Lobotomies have largely fallen out of practice since the 1950s. But why? It seems like such a good idea!

Taken from Walter Freeman's Medical Manual, p. 9.

Just The Facts

  1. Patients rarely consented to lobotomies, but they were performed anyway
  2. It is unknown how anybody could have possibly thought this was a good idea
  3. Maybe they were high?

What is a Lobotomy?

A lobotomy is defined as someone calling themselves a doctor disconnecting (violently hacking) the connections between a patient's prefrontal cortex and the rest of his or her brain. When this procedure was for some reason considered viable, it was used to "cure" schizophrenia, clinical depression, and various anxiety disorders. Seems like a good idea, considering this is the part of the brain largely responsible the "orchestration of thoughts and actions in accordance with internal goals." Right?
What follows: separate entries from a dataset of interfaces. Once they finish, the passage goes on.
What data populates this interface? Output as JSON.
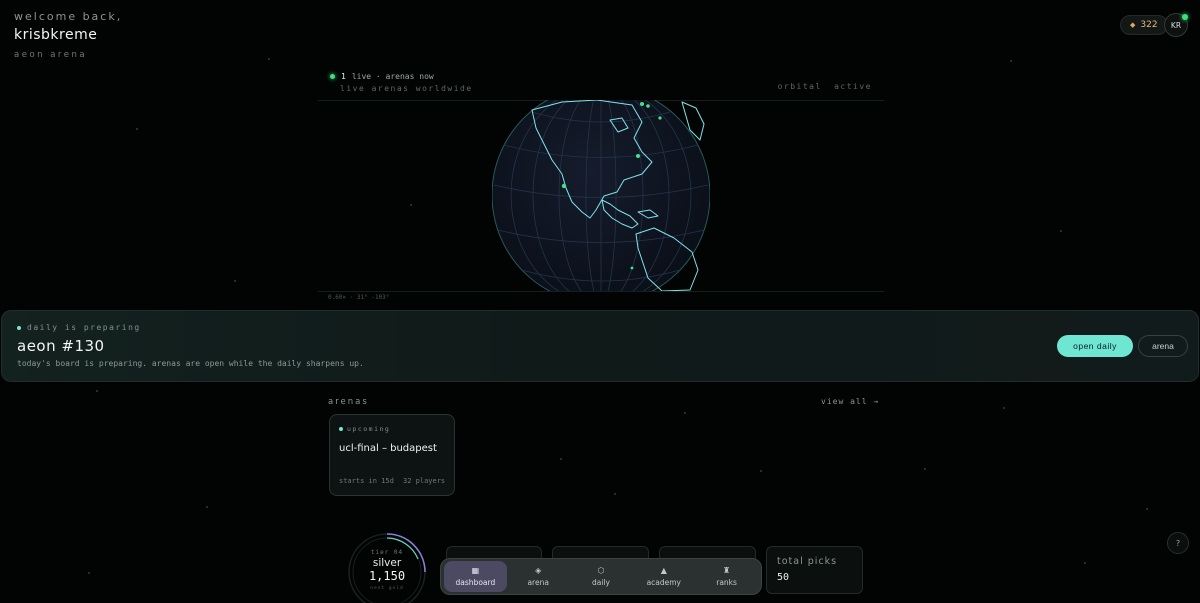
{
  "header": {
    "welcome": "welcome back,",
    "username": "krisbkreme",
    "brand": "aeon arena",
    "coins": "322",
    "coin_icon": "diamond-icon",
    "avatar_initials": "KR"
  },
  "globe": {
    "live_count": "1",
    "live_text": "live · arenas now",
    "subtitle": "live arenas worldwide",
    "status": "orbital active",
    "coords": "0.60× · 31° -103°"
  },
  "daily": {
    "status": "daily is preparing",
    "title": "aeon #130",
    "description": "today's board is preparing. arenas are open while the daily sharpens up.",
    "open_button": "open daily",
    "arena_button": "arena"
  },
  "arenas": {
    "heading": "arenas",
    "view_all": "view all →",
    "cards": [
      {
        "status": "upcoming",
        "title": "ucl-final – budapest",
        "starts": "starts in 15d",
        "players": "32 players"
      }
    ]
  },
  "tier": {
    "label": "tier 04",
    "name": "silver",
    "score": "1,150",
    "sub": "next gold"
  },
  "stats": {
    "total_picks_label": "total picks",
    "total_picks_value": "50"
  },
  "nav": {
    "items": [
      {
        "label": "dashboard",
        "icon": "grid-icon"
      },
      {
        "label": "arena",
        "icon": "cube-icon"
      },
      {
        "label": "daily",
        "icon": "hexagon-icon"
      },
      {
        "label": "academy",
        "icon": "graduation-cap-icon"
      },
      {
        "label": "ranks",
        "icon": "trophy-icon"
      }
    ]
  },
  "help_label": "?",
  "colors": {
    "accent": "#6fe6d2",
    "live": "#3de07e",
    "background": "#020403",
    "coin": "#e0b97a"
  }
}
No. Not right, you goddamn psycho. Wrong.

First of all, there's this little thing I like to call an "ice pick lobotomy." Now, it would be nice to say that this name is some kind of misleading medical jargon, that "ice pick" is just another word for "lollipop." But there's absolutely no way around it. The ice pick lobotomy is exactly what it sounds like. The practice was started by the one and only Walter Freeman, great American hero. He used a common ice pick, a common rubber mallet, and no common fucking sense. It's hard to imagine the kind of dialogue during one of these delicate procedures, but we'd imagine it went a lot like this:

Dr. Freeman: Ice pick.

Assistant: [hands "Dr." Freeman ice pick]

Dr. Freeman: Rubber mallet.

Assistant: [hands over the rubber mallet]

Dr. Freeman: [hammers ice pick into patient's brain through right eye socket]

Assistant: What the fuck are you doing, sir!?

Dr. Freeman: What did you expect, dipshit? I asked you for an ice pick and a rubber mallet, didn't I? Now shut the hell up and let me do my job.

The procedure is pretty self-explanatory.

Now, if sense was measured in ounces, the concept doesn't even make a goddamn ounce of sense. The whole reason anybody thought it worked was because someone at Yale ice-picked a chimp's brain...and discovered that while their learning ability was greatly diminished, their emotional states were greatly altered. No shit, really? Altered how? Like, in the way where they're stumbling around clamoring for flesh because they've been made into zombies, you fucking dolts? Of course, Egas Moniz wasn't going to let that stand between him and his Nobel Prize.

Egas Moniz

Devastated by his Nobel Prize snubbing (presumably for his revolutionary "rub some dirt on it" stitching technique), Moniz was determined to come up with another preposterous idea to win over the committee (the Nobel Prize is voted on by a committee, right?). How did he do it, you ask? It's simple really. Moniz suggested tthat, what better way to cure schizophrenia than by injecting pure alcohol in the brain? Moniz won his Nobel Prize in 1949 for this suggestion. Let it be repeated. Moniz won his Nobel Prize in 1949 for this suggestion. While this is slightly less terrifying than William Freeman's ice pick method, it does not excuse the fact that it's completely fucking retarded.

No caption needed

What's really baffling about Moniz is the way he determined it could be a good idea--assuming, of course, he actually thought it was a good idea. In 1890, a man named Gottlieb Burckhardt performed what he called "partial leucotomies" on six patients. For the lay man, this is essentially the same thing as a lobotomy. Two wound up dead, and the other four "exhibited altered behavior." We begin to sense a theme, and it's this whole "altered behavior" thing. And since researching the exact meaning of "altered behavior" was too much like doing his actual job, Moniz decided "fuck it" and just went for it. He found out, first hand, that "altered behavior" is medical balderdash for "seizures, pants-shitting, and death." Again, we need to ask the question.

How the FUCK did doctors think this would be a good idea?